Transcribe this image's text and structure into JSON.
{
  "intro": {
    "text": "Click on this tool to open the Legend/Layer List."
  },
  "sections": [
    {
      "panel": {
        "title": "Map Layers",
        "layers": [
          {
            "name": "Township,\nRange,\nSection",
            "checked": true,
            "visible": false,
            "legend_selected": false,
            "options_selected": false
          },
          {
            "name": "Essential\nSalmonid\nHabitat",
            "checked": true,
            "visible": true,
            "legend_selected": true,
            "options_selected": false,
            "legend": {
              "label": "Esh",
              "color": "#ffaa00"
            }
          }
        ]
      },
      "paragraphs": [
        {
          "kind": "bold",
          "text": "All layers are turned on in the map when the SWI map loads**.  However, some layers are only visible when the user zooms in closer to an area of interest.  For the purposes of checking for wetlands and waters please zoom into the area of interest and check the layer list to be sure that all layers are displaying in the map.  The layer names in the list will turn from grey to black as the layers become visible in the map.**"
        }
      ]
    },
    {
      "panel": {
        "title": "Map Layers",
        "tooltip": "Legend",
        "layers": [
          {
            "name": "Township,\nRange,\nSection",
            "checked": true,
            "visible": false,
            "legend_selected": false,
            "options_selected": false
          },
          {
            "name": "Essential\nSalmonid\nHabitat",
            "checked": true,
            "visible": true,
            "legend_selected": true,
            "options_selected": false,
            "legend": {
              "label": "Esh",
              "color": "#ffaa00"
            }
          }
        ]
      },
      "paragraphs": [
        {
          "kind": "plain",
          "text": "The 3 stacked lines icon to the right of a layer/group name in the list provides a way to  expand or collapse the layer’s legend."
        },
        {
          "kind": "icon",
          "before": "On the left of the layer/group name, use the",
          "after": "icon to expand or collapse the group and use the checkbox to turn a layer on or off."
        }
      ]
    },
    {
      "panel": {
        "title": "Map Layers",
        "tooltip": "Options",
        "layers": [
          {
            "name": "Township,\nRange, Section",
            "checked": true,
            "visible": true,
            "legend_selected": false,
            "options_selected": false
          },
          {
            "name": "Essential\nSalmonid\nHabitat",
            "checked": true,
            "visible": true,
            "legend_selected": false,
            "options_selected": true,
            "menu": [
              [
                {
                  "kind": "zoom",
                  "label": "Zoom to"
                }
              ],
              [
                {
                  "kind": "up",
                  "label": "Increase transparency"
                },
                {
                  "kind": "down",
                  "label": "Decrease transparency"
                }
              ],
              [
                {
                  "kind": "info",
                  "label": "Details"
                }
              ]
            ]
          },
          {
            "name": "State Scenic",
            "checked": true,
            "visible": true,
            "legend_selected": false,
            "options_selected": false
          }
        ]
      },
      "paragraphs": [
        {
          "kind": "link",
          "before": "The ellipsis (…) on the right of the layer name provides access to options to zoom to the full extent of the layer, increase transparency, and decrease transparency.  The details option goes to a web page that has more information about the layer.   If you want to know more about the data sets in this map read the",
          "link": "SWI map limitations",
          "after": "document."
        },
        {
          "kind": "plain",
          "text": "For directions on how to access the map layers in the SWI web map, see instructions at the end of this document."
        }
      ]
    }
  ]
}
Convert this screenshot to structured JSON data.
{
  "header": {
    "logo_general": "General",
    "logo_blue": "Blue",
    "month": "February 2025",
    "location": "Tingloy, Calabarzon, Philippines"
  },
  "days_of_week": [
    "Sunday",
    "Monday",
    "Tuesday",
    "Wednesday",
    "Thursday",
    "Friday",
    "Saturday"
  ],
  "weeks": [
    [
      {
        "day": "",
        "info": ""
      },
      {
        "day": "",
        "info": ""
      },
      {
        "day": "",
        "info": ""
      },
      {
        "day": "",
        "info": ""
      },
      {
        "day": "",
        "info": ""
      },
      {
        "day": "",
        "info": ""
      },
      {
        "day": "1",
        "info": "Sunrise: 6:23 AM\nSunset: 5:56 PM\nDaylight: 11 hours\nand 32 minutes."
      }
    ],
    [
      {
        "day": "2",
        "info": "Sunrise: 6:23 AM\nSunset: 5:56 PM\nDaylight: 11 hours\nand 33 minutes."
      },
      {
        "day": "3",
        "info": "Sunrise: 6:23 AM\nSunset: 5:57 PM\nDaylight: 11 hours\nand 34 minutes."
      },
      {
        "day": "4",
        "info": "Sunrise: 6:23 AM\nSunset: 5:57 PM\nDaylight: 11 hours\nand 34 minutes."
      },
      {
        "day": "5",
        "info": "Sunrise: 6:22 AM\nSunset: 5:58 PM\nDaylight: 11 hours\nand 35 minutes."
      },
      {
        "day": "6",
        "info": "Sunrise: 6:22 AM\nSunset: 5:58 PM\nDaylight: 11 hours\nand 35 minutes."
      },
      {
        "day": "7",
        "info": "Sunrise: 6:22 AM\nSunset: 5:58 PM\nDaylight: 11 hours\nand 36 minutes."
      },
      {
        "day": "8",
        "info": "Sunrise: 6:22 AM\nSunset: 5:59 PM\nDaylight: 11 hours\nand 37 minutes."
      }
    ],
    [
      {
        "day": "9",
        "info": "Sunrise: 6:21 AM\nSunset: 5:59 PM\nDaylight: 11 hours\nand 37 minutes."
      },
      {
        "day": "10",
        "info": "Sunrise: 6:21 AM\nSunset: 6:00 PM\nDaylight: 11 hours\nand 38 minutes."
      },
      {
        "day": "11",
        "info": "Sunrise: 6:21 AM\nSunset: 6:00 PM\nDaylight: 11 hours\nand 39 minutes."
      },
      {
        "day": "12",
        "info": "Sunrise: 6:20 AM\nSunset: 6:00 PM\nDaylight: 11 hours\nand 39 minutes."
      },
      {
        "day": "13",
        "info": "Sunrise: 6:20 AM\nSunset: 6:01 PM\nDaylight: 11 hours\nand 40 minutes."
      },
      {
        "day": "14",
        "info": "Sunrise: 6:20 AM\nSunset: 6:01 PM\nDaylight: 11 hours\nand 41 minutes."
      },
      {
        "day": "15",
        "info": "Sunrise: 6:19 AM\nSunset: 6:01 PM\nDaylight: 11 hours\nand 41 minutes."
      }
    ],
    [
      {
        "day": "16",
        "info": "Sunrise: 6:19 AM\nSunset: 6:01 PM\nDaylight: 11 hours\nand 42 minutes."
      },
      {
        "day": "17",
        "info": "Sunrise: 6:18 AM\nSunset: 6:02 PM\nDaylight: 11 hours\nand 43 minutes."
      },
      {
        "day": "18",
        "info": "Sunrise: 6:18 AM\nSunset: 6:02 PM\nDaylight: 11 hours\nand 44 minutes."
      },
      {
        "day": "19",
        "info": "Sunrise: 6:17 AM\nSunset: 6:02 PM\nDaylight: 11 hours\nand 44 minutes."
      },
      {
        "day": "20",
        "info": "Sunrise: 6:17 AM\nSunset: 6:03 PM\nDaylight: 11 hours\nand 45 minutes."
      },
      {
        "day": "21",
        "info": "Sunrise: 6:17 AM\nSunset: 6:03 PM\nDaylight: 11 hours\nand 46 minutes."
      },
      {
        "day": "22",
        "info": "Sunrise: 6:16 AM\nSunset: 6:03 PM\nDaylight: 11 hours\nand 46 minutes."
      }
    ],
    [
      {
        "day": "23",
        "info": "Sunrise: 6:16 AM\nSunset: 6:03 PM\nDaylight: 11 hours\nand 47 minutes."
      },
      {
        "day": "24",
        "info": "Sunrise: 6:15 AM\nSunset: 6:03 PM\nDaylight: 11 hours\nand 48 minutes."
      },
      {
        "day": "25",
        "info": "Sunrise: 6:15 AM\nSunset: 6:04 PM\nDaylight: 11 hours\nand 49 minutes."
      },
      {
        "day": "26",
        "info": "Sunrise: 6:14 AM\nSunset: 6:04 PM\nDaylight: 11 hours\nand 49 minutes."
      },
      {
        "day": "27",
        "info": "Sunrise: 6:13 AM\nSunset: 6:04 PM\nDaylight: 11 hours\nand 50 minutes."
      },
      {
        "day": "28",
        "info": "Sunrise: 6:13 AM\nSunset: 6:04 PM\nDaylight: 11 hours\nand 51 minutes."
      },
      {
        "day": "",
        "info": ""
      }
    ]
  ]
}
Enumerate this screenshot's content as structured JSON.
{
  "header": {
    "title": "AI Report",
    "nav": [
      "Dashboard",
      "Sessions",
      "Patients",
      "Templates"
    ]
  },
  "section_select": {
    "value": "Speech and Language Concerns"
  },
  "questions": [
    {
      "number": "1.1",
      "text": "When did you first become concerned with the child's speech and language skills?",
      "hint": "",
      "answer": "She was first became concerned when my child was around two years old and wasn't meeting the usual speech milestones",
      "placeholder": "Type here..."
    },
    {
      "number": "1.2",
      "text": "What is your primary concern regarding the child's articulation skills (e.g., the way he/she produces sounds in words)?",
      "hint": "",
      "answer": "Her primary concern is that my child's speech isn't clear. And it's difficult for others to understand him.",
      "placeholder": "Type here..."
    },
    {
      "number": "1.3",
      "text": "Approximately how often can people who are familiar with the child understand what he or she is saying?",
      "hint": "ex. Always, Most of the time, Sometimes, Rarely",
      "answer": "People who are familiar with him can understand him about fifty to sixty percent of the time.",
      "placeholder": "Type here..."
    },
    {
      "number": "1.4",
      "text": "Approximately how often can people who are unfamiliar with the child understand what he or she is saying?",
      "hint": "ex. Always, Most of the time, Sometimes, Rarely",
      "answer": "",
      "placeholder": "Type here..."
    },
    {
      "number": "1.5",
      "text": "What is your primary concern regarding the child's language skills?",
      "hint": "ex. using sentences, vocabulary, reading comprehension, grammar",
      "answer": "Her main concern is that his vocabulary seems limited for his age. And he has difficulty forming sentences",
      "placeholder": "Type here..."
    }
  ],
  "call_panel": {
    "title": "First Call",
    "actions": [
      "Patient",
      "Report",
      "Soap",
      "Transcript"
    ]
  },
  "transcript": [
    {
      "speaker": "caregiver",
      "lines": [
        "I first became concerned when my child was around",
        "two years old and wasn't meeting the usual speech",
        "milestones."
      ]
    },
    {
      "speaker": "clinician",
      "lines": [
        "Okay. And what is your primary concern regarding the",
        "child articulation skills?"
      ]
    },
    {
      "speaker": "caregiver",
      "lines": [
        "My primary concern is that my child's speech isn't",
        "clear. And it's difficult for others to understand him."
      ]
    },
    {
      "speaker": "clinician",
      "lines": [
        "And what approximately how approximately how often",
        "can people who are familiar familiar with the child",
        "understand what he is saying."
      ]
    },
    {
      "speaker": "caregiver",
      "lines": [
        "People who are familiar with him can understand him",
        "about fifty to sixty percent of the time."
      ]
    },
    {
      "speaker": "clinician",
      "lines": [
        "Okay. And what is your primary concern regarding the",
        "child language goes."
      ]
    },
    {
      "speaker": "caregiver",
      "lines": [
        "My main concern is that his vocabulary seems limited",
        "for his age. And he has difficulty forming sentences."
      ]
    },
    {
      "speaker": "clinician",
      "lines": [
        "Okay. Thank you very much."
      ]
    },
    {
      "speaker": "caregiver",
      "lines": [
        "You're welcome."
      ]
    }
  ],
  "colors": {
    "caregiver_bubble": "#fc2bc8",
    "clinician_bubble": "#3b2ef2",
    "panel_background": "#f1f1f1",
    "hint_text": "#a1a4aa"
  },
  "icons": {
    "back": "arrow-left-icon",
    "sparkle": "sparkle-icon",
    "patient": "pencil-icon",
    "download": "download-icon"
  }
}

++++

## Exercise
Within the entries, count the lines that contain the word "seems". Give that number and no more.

## Exercise solution
2